INSTRUCTIONS FOR THE TASK - Using the records provided below, locate and copy each line that contains the word "author".

Data records for software interfaces:
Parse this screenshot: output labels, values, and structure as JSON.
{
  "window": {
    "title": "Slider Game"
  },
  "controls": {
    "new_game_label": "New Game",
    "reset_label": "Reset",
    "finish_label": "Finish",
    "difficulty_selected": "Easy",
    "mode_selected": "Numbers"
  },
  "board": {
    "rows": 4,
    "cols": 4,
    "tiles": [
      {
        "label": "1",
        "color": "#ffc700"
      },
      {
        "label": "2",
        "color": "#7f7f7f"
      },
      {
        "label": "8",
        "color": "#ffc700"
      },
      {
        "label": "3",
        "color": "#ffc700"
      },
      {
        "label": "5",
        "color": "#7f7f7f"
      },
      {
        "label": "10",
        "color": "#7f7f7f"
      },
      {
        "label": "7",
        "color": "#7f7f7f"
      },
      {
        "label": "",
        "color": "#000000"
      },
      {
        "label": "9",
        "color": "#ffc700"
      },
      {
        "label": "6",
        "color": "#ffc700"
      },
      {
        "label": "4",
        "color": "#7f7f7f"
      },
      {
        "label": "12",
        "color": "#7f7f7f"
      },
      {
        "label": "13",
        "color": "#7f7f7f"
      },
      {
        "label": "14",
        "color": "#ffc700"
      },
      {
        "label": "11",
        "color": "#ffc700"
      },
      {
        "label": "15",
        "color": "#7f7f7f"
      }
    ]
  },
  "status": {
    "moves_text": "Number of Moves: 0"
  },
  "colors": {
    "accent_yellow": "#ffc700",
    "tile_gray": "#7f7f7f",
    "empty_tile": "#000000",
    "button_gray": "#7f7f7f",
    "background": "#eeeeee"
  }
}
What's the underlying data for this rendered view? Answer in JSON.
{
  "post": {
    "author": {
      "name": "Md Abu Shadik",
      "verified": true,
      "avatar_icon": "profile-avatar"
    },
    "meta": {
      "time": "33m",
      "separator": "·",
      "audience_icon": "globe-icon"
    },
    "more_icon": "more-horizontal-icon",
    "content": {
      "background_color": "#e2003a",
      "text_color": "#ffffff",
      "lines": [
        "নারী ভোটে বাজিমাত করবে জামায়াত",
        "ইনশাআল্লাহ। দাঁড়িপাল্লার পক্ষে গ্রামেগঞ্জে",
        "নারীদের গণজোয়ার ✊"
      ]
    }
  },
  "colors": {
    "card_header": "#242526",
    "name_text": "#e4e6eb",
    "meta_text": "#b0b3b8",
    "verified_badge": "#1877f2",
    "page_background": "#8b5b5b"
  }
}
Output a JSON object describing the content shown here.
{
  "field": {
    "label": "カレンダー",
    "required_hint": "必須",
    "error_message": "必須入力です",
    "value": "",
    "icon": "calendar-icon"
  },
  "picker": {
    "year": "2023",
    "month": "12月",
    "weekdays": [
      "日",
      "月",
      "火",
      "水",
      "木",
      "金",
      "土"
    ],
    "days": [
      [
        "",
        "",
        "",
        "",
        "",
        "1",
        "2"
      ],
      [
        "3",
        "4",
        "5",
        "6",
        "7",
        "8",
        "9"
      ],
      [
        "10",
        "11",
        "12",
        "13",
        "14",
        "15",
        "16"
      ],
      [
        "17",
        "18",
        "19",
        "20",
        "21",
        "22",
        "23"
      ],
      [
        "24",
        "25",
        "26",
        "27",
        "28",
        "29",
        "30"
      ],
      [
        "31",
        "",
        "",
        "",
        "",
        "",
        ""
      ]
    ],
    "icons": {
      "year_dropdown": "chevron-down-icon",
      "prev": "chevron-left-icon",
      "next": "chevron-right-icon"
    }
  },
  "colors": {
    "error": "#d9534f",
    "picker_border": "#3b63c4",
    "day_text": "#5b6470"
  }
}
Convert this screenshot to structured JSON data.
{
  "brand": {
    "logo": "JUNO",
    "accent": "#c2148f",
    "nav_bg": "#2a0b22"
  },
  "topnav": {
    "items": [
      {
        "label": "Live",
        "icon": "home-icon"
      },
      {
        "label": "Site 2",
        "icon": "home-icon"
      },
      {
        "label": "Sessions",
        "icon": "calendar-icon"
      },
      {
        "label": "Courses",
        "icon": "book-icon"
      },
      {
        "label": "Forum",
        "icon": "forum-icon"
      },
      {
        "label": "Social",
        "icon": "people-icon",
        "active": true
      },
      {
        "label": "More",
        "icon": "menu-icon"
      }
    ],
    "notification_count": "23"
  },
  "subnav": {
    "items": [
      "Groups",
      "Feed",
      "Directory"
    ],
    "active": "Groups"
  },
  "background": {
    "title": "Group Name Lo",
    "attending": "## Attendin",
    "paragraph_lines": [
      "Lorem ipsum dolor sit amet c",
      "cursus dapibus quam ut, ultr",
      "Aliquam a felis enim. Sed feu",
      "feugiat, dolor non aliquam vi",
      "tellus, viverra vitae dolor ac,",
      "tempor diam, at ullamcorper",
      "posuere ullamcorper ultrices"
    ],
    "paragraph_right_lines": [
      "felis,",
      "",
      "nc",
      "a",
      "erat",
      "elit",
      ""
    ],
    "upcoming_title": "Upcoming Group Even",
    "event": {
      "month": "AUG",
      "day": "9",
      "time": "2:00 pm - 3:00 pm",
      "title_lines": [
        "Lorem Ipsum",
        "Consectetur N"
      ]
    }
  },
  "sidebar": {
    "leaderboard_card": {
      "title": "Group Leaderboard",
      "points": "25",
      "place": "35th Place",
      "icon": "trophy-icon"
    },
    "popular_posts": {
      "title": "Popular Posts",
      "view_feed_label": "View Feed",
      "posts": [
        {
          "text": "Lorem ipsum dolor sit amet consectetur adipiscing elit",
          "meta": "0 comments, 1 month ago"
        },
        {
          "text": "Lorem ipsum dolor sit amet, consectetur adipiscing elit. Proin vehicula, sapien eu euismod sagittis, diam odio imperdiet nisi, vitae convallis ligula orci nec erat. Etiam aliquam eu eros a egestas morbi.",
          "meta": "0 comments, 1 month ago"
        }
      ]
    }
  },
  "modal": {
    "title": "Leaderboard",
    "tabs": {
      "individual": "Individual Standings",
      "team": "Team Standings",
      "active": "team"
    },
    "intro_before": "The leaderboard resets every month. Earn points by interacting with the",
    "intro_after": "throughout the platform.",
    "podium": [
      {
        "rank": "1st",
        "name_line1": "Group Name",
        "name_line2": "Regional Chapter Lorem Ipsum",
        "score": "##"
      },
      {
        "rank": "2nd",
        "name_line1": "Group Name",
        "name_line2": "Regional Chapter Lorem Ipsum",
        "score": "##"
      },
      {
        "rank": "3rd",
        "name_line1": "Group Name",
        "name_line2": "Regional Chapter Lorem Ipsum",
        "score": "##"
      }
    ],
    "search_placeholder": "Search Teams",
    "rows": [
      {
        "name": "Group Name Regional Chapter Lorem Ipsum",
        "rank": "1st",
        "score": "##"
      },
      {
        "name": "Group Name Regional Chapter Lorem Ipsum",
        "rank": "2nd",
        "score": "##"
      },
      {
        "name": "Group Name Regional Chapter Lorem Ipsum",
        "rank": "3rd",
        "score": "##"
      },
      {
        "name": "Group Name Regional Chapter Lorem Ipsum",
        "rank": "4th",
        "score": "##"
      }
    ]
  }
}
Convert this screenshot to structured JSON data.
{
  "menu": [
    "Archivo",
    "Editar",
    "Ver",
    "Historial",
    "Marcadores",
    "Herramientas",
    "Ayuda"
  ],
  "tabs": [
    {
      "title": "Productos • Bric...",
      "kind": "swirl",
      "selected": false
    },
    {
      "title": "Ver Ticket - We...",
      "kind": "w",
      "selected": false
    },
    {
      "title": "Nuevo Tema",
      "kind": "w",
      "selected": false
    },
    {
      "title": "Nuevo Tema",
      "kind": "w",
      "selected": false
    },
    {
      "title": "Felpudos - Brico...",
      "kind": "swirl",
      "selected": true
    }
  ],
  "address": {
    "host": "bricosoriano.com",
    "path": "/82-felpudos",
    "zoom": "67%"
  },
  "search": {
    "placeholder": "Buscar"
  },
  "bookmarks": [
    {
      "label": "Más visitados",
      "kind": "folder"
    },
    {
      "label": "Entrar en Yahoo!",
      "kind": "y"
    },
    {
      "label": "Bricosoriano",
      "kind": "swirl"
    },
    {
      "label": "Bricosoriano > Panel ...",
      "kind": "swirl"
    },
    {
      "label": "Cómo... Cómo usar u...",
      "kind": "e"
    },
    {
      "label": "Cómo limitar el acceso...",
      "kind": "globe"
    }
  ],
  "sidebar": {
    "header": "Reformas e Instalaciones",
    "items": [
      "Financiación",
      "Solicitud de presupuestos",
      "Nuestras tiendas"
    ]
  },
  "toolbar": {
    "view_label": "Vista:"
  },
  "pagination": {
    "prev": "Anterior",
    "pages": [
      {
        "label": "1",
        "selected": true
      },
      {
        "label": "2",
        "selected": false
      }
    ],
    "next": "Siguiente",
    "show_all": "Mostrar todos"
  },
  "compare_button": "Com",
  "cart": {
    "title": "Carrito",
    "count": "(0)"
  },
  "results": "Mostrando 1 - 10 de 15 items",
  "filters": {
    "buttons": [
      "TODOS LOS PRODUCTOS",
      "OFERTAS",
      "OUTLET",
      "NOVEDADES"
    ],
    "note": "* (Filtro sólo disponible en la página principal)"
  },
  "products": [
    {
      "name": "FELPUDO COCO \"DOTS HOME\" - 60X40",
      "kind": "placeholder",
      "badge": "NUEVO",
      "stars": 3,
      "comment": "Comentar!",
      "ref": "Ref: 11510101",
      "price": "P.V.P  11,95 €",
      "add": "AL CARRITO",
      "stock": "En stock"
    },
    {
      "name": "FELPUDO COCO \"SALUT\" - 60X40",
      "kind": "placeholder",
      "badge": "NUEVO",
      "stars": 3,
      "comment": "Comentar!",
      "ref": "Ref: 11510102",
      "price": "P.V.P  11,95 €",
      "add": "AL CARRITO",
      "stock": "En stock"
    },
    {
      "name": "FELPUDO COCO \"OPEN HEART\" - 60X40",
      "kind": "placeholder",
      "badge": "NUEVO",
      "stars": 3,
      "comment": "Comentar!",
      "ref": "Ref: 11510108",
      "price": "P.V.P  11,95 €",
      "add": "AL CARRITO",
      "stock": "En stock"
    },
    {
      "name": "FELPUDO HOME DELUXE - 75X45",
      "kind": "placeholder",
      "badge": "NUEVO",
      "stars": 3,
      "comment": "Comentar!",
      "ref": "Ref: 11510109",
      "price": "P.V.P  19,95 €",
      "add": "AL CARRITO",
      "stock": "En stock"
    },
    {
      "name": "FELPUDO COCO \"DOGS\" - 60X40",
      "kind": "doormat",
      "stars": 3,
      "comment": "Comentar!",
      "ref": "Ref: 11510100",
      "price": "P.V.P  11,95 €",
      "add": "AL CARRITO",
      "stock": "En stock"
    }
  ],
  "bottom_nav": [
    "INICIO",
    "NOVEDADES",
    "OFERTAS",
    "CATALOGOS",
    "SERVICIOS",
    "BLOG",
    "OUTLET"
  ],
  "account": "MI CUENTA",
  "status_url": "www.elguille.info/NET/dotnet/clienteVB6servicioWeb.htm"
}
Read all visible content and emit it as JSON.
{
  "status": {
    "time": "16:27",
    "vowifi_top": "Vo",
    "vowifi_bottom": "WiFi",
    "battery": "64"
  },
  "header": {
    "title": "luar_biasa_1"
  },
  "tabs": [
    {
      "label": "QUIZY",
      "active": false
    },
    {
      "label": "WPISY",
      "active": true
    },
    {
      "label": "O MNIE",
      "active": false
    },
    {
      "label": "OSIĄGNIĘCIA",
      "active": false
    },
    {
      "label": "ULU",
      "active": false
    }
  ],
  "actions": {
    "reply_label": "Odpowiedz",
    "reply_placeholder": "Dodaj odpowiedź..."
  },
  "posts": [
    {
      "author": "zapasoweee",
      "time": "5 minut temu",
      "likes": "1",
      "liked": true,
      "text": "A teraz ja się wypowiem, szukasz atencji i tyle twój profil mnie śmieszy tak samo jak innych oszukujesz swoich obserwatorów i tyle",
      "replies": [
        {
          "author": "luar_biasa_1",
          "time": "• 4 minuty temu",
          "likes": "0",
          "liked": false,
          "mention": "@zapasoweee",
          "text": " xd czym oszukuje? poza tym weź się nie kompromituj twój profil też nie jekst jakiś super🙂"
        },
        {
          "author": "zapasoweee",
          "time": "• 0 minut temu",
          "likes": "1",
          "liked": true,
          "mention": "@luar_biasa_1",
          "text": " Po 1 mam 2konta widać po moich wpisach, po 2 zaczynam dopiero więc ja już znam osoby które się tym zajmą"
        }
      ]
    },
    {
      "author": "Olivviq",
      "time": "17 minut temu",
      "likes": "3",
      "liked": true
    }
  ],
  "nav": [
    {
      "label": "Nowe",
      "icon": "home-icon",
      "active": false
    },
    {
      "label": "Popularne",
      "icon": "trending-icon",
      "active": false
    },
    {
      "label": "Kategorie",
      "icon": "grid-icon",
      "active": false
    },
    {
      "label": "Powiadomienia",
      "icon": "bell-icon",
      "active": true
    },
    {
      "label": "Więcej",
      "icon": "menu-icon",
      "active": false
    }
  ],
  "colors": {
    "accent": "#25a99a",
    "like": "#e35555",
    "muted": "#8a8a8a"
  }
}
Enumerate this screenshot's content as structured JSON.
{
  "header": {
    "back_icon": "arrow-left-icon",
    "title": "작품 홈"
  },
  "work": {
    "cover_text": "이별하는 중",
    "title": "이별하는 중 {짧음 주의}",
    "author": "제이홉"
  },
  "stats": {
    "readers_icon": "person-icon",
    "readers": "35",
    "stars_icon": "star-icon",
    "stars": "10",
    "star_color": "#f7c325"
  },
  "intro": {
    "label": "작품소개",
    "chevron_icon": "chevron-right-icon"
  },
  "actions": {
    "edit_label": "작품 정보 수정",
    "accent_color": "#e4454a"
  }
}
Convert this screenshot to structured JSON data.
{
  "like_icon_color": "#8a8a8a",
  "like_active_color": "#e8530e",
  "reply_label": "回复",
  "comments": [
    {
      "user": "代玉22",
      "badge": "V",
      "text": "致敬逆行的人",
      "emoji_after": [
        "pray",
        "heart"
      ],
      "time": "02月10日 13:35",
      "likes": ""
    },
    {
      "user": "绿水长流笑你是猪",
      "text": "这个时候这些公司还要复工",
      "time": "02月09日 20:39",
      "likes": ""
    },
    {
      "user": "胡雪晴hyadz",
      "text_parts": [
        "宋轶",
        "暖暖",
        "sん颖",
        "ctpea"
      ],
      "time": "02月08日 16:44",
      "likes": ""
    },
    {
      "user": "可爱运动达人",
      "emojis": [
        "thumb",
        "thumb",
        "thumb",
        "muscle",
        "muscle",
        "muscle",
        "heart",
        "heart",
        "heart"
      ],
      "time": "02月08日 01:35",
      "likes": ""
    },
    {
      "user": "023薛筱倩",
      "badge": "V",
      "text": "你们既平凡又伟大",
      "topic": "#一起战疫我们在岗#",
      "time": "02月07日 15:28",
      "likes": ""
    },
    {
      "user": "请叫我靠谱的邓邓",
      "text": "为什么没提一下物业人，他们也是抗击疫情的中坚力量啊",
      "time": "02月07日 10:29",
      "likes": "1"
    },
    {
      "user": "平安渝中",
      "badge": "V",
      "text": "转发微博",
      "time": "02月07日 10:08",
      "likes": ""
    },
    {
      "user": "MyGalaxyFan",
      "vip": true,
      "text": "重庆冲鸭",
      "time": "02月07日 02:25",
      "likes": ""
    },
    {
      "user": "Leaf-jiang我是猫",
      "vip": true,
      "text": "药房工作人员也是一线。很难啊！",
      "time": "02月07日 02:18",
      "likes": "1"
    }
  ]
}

RESPONSE TO THIS TASK -
    "author": {
      "author": "zapasoweee",
          "author": "luar_biasa_1",
          "author": "zapasoweee",
      "author": "Olivviq",
    "author": "제이홉"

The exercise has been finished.